by David Taylor, Councillor for St Edward's, Havering
The Mayor of London is on a crusade against motorists. According to Sadiq Khan, this is necessary to combat the problem of air pollution. His latest scheme, to extend the Ultra Low Emissions Zone (ULEZ) out to the whole of Greater London will, he claims, bring cleaner air to more Londoners. A no-brainer, surely?
It’s certainly generated controversy. The High Court will now hear a judicial review on the decision, with the possibility that it will tell the Mayor to go back to the drawing board, although this may only represent a stay of execution.
Why is it so controversial? Well, to enforce it, drivers with non-ULEZ compliant vehicles will be charged £12.50 a day.
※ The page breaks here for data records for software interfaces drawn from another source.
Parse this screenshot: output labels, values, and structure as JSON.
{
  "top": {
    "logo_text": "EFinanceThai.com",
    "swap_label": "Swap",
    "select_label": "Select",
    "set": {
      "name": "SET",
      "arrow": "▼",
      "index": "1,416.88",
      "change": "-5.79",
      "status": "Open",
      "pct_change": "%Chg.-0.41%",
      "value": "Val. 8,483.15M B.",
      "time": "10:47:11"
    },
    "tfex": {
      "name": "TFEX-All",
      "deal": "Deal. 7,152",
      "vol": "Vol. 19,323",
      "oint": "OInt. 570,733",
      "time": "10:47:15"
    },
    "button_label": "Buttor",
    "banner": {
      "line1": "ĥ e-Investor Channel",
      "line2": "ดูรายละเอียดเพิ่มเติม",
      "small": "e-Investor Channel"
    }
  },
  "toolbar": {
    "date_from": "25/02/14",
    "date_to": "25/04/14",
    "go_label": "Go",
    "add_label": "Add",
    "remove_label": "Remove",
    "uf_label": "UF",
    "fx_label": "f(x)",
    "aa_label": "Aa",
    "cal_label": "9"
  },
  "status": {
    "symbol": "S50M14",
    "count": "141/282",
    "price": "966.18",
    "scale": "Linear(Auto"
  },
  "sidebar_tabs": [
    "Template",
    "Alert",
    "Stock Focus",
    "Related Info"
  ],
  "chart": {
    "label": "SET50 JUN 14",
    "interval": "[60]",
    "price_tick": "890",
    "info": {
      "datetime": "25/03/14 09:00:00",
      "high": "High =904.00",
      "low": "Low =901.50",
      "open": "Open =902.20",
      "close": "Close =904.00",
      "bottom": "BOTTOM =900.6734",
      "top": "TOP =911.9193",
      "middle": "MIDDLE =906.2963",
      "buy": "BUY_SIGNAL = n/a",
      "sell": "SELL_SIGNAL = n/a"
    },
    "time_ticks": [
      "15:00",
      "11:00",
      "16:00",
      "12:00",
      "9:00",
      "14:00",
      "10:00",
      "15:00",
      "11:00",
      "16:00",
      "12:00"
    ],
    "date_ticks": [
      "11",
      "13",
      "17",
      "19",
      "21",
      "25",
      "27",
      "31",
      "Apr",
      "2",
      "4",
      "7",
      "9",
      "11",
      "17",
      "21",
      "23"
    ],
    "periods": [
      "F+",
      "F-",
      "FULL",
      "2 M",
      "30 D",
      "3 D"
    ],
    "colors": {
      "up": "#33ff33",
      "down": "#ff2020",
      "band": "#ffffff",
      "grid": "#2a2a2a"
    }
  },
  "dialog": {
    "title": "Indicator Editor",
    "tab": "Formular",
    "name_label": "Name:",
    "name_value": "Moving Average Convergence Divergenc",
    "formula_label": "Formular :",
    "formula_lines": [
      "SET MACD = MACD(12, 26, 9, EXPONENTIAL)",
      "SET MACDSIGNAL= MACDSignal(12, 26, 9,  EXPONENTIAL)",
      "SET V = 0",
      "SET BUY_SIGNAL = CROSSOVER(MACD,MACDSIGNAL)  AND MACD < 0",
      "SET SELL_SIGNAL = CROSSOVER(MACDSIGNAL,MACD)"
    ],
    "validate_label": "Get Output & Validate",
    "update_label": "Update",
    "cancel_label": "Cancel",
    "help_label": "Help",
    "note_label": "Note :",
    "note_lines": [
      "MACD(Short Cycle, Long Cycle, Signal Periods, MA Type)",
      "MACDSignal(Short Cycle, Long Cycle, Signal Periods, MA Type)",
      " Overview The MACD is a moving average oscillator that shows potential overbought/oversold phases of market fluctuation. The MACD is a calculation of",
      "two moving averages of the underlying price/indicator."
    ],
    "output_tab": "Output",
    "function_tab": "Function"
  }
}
Those who can’t afford to pay, or replace their vehicle, will have to stop driving. For those who can pay the charge, but who choose not to upgrade their car, they will be given a licence to keep driving their vehicle. The same vehicle that, according to the Mayor, is contributing to emissions responsible for killing thousands of Londoners!
Of course, we know ULEZ isn’t really about better air quality. Khan’s van tax is all about raising revenue. It’s a scheme designed to boost TfL’s coffers and to satisfy Khan’s unhealthy addiction to taxpayer’s cash. In fact, ULEZ is such a boost that TFL is predicting to deliver a surplus in 2023/24, to the tune of £79m. After years of teetering on the edge of bankruptcy.
Usually, it would be a good thing to see TfL sorting out its finances. But TfL is balancing the books on the backs of both small businesses and the poorest drivers. ULEZ is going to hit them hardest.
Now if you listened to some politicians, you’d be mistaken for thinking that Britain’s low-wage earners live life as medieval peasants, without access to any form of transport and simply working in local fields. “The poorest don’t own cars”, said a Romford Labour Councillor.
The data shows quite the opposite.
According to the ONS, the 10% lowest earners have a 35% car ownership rate. The second lowest 10% have a 50% ownership rate. Britain's poorest drive, in large numbers. What sets them apart from wealthier motorists is that their chances of owning a newer, ULEZ, compliant car is much lower.
It’s OK, Khan has declared. Because he is going to give those on benefits £2,000 to change their car over. It doesn’t matter that Autotrader reports there are not enough compliant cars on the market, Khan is convinced.
That’s despite the wide ranging impacts. Crucially, ULEZ isn’t just going to hurt those with non-compliant cars. It’s going to hit every London taxpayer in the pocket.
London’s boroughs operate huge fleets of vehicles. Refuse collection, parks services, passenger transport, even those little street sweepers that you see trundling along the road. They will all need to be ULEZ compliant. TFL has provided no exceptions for them.
These fleets are paid for by you and me, through council tax. Those taxes have already gone up this year, with the vast majority of councils in London hiking them by the maximum of 4.99 per cent. And the books were not balanced with ULEZ in mind.
In Havering Council, where I am elected, I asked the Leader if they had budgeted for the impact of ULEZ. They hadn’t. I asked, in a scrutiny meeting, if they knew the impact of ULEZ on carers and NHS staff. They don’t.
You see, ULEZ expansion to places like Havering wasn’t on the cards until very recently. So, councils hadn’t set aside vast sums of money to upgrade their fleets. This means they are going to need to borrow in order to become ULEZ compliant. That, or they will have to pay the fines.
The way councils budget for assets is different to the way you and I do. They attribute the ‘cost’ of each vehicle across its lifespan. So, a £10k car with a lifespan of 10 years will ‘cost’ the council £1k a year. This is known as ‘capitalisation’.
If the council suddenly has to ditch that vehicle after 5 years, then it has cost £2k a year. Even more worrying, it’ll sell for less than expected as ULEZ will mean it can’t be sold locally. On top of this, the council will now have to replace the vehicle with a more expensive new one, likely with a loan.
So, we will have a triple-whammy of financial hits to our already fragile council finances.
And who is going to cover this sudden gap in the budget?
You and I. Our taxes.
Whether you have a ULEZ compliant car, or not, you are going to be hit by this regressive attack on motorists. TFL will profit, of course, but the rest of us will lose out.